- INSTRUCTIONS TO FOLLOW:
Reproduce every line below exactly as written; do not include the images.
###
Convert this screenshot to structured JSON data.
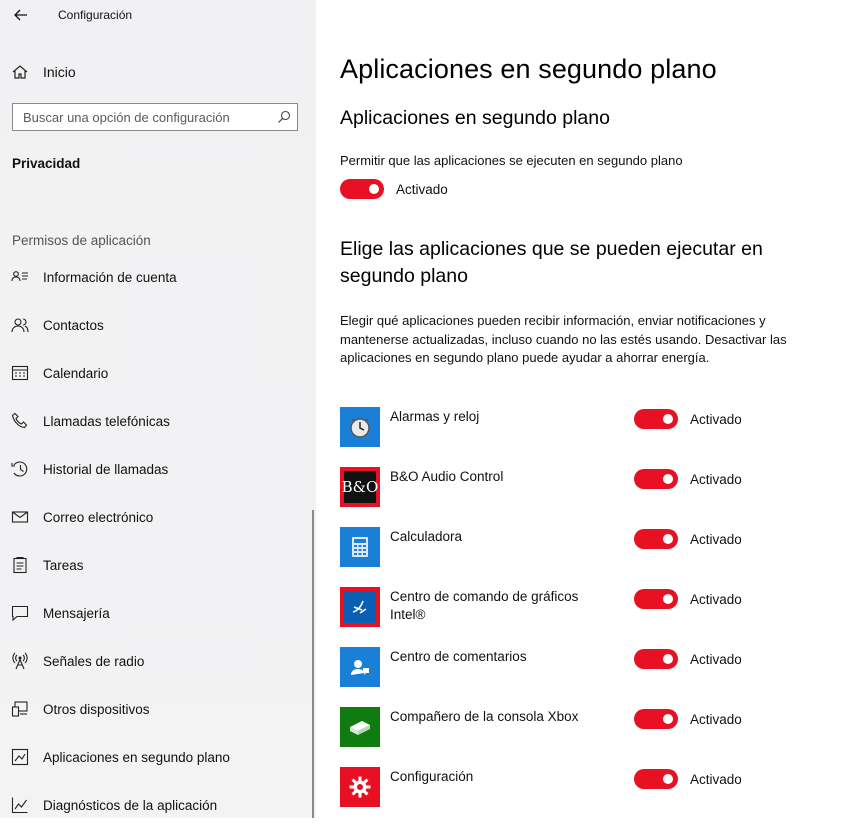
{
  "window": {
    "title": "Configuración"
  },
  "sidebar": {
    "home_label": "Inicio",
    "search_placeholder": "Buscar una opción de configuración",
    "section_label": "Privacidad",
    "group_label": "Permisos de aplicación",
    "items": [
      {
        "label": "Información de cuenta",
        "icon": "account-info-icon"
      },
      {
        "label": "Contactos",
        "icon": "contacts-icon"
      },
      {
        "label": "Calendario",
        "icon": "calendar-icon"
      },
      {
        "label": "Llamadas telefónicas",
        "icon": "phone-icon"
      },
      {
        "label": "Historial de llamadas",
        "icon": "call-history-icon"
      },
      {
        "label": "Correo electrónico",
        "icon": "mail-icon"
      },
      {
        "label": "Tareas",
        "icon": "tasks-icon"
      },
      {
        "label": "Mensajería",
        "icon": "messaging-icon"
      },
      {
        "label": "Señales de radio",
        "icon": "radio-icon"
      },
      {
        "label": "Otros dispositivos",
        "icon": "devices-icon"
      },
      {
        "label": "Aplicaciones en segundo plano",
        "icon": "background-apps-icon"
      },
      {
        "label": "Diagnósticos de la aplicación",
        "icon": "diagnostics-icon"
      }
    ]
  },
  "main": {
    "page_title": "Aplicaciones en segundo plano",
    "section_title": "Aplicaciones en segundo plano",
    "allow_label": "Permitir que las aplicaciones se ejecuten en segundo plano",
    "allow_state": "Activado",
    "choose_title": "Elige las aplicaciones que se pueden ejecutar en segundo plano",
    "description": "Elegir qué aplicaciones pueden recibir información, enviar notificaciones y mantenerse actualizadas, incluso cuando no las estés usando. Desactivar las aplicaciones en segundo plano puede ayudar a ahorrar energía.",
    "apps": [
      {
        "name": "Alarmas y reloj",
        "state": "Activado",
        "icon": "alarm-clock-icon",
        "color": "#1a7fd6"
      },
      {
        "name": "B&O Audio Control",
        "state": "Activado",
        "icon": "bo-audio-icon",
        "color": "#e81123"
      },
      {
        "name": "Calculadora",
        "state": "Activado",
        "icon": "calculator-icon",
        "color": "#1a7fd6"
      },
      {
        "name": "Centro de comando de gráficos Intel®",
        "state": "Activado",
        "icon": "intel-graphics-icon",
        "color": "#e81123"
      },
      {
        "name": "Centro de comentarios",
        "state": "Activado",
        "icon": "feedback-hub-icon",
        "color": "#1a7fd6"
      },
      {
        "name": "Compañero de la consola Xbox",
        "state": "Activado",
        "icon": "xbox-console-icon",
        "color": "#107c10"
      },
      {
        "name": "Configuración",
        "state": "Activado",
        "icon": "settings-gear-icon",
        "color": "#e81123"
      }
    ]
  },
  "colors": {
    "accent": "#e81123",
    "sidebar_bg": "#f2f2f2"
  }
}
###
- OUTPUT FOR THIS TASK:
Convert this screenshot to structured JSON data.
{
  "window": {
    "title": "Configuración"
  },
  "sidebar": {
    "home_label": "Inicio",
    "search_placeholder": "Buscar una opción de configuración",
    "section_label": "Privacidad",
    "group_label": "Permisos de aplicación",
    "items": [
      {
        "label": "Información de cuenta",
        "icon": "account-info-icon"
      },
      {
        "label": "Contactos",
        "icon": "contacts-icon"
      },
      {
        "label": "Calendario",
        "icon": "calendar-icon"
      },
      {
        "label": "Llamadas telefónicas",
        "icon": "phone-icon"
      },
      {
        "label": "Historial de llamadas",
        "icon": "call-history-icon"
      },
      {
        "label": "Correo electrónico",
        "icon": "mail-icon"
      },
      {
        "label": "Tareas",
        "icon": "tasks-icon"
      },
      {
        "label": "Mensajería",
        "icon": "messaging-icon"
      },
      {
        "label": "Señales de radio",
        "icon": "radio-icon"
      },
      {
        "label": "Otros dispositivos",
        "icon": "devices-icon"
      },
      {
        "label": "Aplicaciones en segundo plano",
        "icon": "background-apps-icon"
      },
      {
        "label": "Diagnósticos de la aplicación",
        "icon": "diagnostics-icon"
      }
    ]
  },
  "main": {
    "page_title": "Aplicaciones en segundo plano",
    "section_title": "Aplicaciones en segundo plano",
    "allow_label": "Permitir que las aplicaciones se ejecuten en segundo plano",
    "allow_state": "Activado",
    "choose_title": "Elige las aplicaciones que se pueden ejecutar en segundo plano",
    "description": "Elegir qué aplicaciones pueden recibir información, enviar notificaciones y mantenerse actualizadas, incluso cuando no las estés usando. Desactivar las aplicaciones en segundo plano puede ayudar a ahorrar energía.",
    "apps": [
      {
        "name": "Alarmas y reloj",
        "state": "Activado",
        "icon": "alarm-clock-icon",
        "color": "#1a7fd6"
      },
      {
        "name": "B&O Audio Control",
        "state": "Activado",
        "icon": "bo-audio-icon",
        "color": "#e81123"
      },
      {
        "name": "Calculadora",
        "state": "Activado",
        "icon": "calculator-icon",
        "color": "#1a7fd6"
      },
      {
        "name": "Centro de comando de gráficos Intel®",
        "state": "Activado",
        "icon": "intel-graphics-icon",
        "color": "#e81123"
      },
      {
        "name": "Centro de comentarios",
        "state": "Activado",
        "icon": "feedback-hub-icon",
        "color": "#1a7fd6"
      },
      {
        "name": "Compañero de la consola Xbox",
        "state": "Activado",
        "icon": "xbox-console-icon",
        "color": "#107c10"
      },
      {
        "name": "Configuración",
        "state": "Activado",
        "icon": "settings-gear-icon",
        "color": "#e81123"
      }
    ]
  },
  "colors": {
    "accent": "#e81123",
    "sidebar_bg": "#f2f2f2"
  }
}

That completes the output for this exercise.